→ Records for the exercise

.....

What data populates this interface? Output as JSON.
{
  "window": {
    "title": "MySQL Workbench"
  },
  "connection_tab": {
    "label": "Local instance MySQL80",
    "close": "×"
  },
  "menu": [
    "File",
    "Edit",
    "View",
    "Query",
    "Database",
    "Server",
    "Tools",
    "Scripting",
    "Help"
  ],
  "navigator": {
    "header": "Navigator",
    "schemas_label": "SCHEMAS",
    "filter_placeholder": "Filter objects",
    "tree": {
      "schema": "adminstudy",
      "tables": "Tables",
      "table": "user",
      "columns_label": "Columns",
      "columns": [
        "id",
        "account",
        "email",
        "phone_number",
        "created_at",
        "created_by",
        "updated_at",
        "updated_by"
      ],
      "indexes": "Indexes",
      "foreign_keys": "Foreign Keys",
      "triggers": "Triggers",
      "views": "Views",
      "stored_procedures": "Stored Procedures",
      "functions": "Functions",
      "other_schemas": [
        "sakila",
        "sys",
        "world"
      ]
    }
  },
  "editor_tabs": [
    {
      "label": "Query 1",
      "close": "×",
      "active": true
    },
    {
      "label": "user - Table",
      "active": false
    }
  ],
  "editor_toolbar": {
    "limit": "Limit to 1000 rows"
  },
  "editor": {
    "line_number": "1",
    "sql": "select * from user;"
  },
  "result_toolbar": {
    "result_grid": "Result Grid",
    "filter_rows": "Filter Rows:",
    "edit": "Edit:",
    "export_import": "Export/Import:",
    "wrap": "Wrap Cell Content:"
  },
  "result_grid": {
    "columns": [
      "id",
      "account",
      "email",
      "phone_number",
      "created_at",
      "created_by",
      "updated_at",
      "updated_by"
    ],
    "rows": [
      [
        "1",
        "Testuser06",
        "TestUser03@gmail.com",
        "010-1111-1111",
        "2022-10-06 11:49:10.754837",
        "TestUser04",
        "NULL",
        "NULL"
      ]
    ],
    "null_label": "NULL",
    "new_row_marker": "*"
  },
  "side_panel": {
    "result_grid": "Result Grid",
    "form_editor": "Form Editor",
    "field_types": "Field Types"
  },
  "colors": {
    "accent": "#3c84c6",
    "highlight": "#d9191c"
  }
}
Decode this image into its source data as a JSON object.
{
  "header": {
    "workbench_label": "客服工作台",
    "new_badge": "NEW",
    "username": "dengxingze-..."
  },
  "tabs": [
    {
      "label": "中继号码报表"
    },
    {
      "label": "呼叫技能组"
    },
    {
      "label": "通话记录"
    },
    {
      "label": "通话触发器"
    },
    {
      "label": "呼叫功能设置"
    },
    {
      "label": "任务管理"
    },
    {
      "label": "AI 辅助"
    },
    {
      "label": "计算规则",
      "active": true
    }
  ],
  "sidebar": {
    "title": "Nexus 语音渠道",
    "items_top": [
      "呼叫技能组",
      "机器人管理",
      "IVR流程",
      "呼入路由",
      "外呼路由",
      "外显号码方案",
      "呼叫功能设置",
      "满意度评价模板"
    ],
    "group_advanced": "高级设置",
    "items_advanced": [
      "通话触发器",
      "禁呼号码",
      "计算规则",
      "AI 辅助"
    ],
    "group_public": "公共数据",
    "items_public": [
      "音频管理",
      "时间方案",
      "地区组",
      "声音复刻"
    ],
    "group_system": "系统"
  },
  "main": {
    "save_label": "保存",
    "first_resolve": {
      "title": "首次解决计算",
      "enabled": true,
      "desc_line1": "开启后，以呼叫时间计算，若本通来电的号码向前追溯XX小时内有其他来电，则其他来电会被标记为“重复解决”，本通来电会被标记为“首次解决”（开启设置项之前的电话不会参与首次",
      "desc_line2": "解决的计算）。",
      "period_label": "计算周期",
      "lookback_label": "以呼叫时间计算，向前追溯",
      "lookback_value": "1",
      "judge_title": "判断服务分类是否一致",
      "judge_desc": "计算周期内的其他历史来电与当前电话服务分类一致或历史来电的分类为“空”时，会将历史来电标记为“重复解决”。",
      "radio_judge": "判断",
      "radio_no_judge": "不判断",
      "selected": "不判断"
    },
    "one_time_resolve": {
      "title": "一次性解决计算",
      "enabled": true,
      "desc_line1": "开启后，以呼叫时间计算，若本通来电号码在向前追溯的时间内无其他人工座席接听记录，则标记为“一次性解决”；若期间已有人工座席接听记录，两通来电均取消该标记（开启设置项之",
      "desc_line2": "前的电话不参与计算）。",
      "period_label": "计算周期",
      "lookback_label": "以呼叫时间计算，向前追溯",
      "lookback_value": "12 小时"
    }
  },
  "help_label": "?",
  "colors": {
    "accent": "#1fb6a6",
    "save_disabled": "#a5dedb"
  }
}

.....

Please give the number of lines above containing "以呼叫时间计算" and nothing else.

→ Solution for this exercise
4